Retype the listing without any alteration.

(AVAILABLE DATA):
BEGIN

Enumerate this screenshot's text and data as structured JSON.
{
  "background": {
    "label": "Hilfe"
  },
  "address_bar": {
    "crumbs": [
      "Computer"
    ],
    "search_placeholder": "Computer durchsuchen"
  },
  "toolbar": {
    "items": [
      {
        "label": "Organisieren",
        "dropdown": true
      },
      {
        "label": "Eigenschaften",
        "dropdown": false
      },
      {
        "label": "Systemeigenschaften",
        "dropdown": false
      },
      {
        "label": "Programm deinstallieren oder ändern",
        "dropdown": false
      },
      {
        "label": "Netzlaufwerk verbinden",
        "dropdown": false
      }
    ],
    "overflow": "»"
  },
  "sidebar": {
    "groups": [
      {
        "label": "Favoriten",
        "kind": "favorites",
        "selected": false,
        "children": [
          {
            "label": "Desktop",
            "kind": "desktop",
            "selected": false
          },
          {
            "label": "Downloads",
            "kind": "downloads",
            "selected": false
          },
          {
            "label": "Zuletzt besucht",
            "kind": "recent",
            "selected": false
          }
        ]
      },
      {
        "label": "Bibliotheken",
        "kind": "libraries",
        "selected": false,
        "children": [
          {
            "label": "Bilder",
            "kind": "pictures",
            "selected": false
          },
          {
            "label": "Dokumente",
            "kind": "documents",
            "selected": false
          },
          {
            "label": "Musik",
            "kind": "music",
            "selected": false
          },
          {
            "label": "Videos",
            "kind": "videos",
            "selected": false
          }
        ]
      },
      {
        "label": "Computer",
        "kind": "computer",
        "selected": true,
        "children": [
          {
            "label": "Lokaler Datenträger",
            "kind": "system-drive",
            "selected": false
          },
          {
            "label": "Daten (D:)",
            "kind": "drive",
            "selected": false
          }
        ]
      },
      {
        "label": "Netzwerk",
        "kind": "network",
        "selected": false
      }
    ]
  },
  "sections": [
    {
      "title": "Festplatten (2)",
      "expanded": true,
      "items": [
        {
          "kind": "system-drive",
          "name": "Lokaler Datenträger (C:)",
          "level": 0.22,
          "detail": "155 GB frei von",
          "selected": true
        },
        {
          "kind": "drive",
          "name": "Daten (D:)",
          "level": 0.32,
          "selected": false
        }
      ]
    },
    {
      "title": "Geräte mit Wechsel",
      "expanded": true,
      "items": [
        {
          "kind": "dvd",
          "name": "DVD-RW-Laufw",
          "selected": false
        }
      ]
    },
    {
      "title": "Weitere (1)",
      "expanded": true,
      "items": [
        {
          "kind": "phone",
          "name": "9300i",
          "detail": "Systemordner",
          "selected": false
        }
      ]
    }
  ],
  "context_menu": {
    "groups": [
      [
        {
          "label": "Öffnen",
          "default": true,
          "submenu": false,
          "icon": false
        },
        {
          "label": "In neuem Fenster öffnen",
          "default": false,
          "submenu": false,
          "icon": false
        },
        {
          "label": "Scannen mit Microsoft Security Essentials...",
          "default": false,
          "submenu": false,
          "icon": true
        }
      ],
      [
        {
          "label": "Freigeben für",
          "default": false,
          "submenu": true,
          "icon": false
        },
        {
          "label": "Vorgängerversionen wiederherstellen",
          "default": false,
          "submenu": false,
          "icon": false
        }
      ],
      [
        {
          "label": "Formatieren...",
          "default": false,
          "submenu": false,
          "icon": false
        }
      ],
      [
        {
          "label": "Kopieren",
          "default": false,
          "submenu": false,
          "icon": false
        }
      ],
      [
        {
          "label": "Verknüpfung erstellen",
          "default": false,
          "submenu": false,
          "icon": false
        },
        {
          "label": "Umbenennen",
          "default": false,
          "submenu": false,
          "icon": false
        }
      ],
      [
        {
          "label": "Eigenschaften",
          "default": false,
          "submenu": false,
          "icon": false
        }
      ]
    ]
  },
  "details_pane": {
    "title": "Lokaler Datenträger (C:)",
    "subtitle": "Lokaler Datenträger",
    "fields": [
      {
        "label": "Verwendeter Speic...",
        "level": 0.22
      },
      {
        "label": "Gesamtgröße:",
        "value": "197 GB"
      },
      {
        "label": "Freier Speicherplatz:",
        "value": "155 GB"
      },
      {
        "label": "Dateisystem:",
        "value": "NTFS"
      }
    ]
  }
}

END

(RESPONSE):
Enumerate this screenshot's text and data as structured JSON.
{
  "background": {
    "label": "Hilfe"
  },
  "address_bar": {
    "crumbs": [
      "Computer"
    ],
    "search_placeholder": "Computer durchsuchen"
  },
  "toolbar": {
    "items": [
      {
        "label": "Organisieren",
        "dropdown": true
      },
      {
        "label": "Eigenschaften",
        "dropdown": false
      },
      {
        "label": "Systemeigenschaften",
        "dropdown": false
      },
      {
        "label": "Programm deinstallieren oder ändern",
        "dropdown": false
      },
      {
        "label": "Netzlaufwerk verbinden",
        "dropdown": false
      }
    ],
    "overflow": "»"
  },
  "sidebar": {
    "groups": [
      {
        "label": "Favoriten",
        "kind": "favorites",
        "selected": false,
        "children": [
          {
            "label": "Desktop",
            "kind": "desktop",
            "selected": false
          },
          {
            "label": "Downloads",
            "kind": "downloads",
            "selected": false
          },
          {
            "label": "Zuletzt besucht",
            "kind": "recent",
            "selected": false
          }
        ]
      },
      {
        "label": "Bibliotheken",
        "kind": "libraries",
        "selected": false,
        "children": [
          {
            "label": "Bilder",
            "kind": "pictures",
            "selected": false
          },
          {
            "label": "Dokumente",
            "kind": "documents",
            "selected": false
          },
          {
            "label": "Musik",
            "kind": "music",
            "selected": false
          },
          {
            "label": "Videos",
            "kind": "videos",
            "selected": false
          }
        ]
      },
      {
        "label": "Computer",
        "kind": "computer",
        "selected": true,
        "children": [
          {
            "label": "Lokaler Datenträger",
            "kind": "system-drive",
            "selected": false
          },
          {
            "label": "Daten (D:)",
            "kind": "drive",
            "selected": false
          }
        ]
      },
      {
        "label": "Netzwerk",
        "kind": "network",
        "selected": false
      }
    ]
  },
  "sections": [
    {
      "title": "Festplatten (2)",
      "expanded": true,
      "items": [
        {
          "kind": "system-drive",
          "name": "Lokaler Datenträger (C:)",
          "level": 0.22,
          "detail": "155 GB frei von",
          "selected": true
        },
        {
          "kind": "drive",
          "name": "Daten (D:)",
          "level": 0.32,
          "selected": false
        }
      ]
    },
    {
      "title": "Geräte mit Wechsel",
      "expanded": true,
      "items": [
        {
          "kind": "dvd",
          "name": "DVD-RW-Laufw",
          "selected": false
        }
      ]
    },
    {
      "title": "Weitere (1)",
      "expanded": true,
      "items": [
        {
          "kind": "phone",
          "name": "9300i",
          "detail": "Systemordner",
          "selected": false
        }
      ]
    }
  ],
  "context_menu": {
    "groups": [
      [
        {
          "label": "Öffnen",
          "default": true,
          "submenu": false,
          "icon": false
        },
        {
          "label": "In neuem Fenster öffnen",
          "default": false,
          "submenu": false,
          "icon": false
        },
        {
          "label": "Scannen mit Microsoft Security Essentials...",
          "default": false,
          "submenu": false,
          "icon": true
        }
      ],
      [
        {
          "label": "Freigeben für",
          "default": false,
          "submenu": true,
          "icon": false
        },
        {
          "label": "Vorgängerversionen wiederherstellen",
          "default": false,
          "submenu": false,
          "icon": false
        }
      ],
      [
        {
          "label": "Formatieren...",
          "default": false,
          "submenu": false,
          "icon": false
        }
      ],
      [
        {
          "label": "Kopieren",
          "default": false,
          "submenu": false,
          "icon": false
        }
      ],
      [
        {
          "label": "Verknüpfung erstellen",
          "default": false,
          "submenu": false,
          "icon": false
        },
        {
          "label": "Umbenennen",
          "default": false,
          "submenu": false,
          "icon": false
        }
      ],
      [
        {
          "label": "Eigenschaften",
          "default": false,
          "submenu": false,
          "icon": false
        }
      ]
    ]
  },
  "details_pane": {
    "title": "Lokaler Datenträger (C:)",
    "subtitle": "Lokaler Datenträger",
    "fields": [
      {
        "label": "Verwendeter Speic...",
        "level": 0.22
      },
      {
        "label": "Gesamtgröße:",
        "value": "197 GB"
      },
      {
        "label": "Freier Speicherplatz:",
        "value": "155 GB"
      },
      {
        "label": "Dateisystem:",
        "value": "NTFS"
      }
    ]
  }
}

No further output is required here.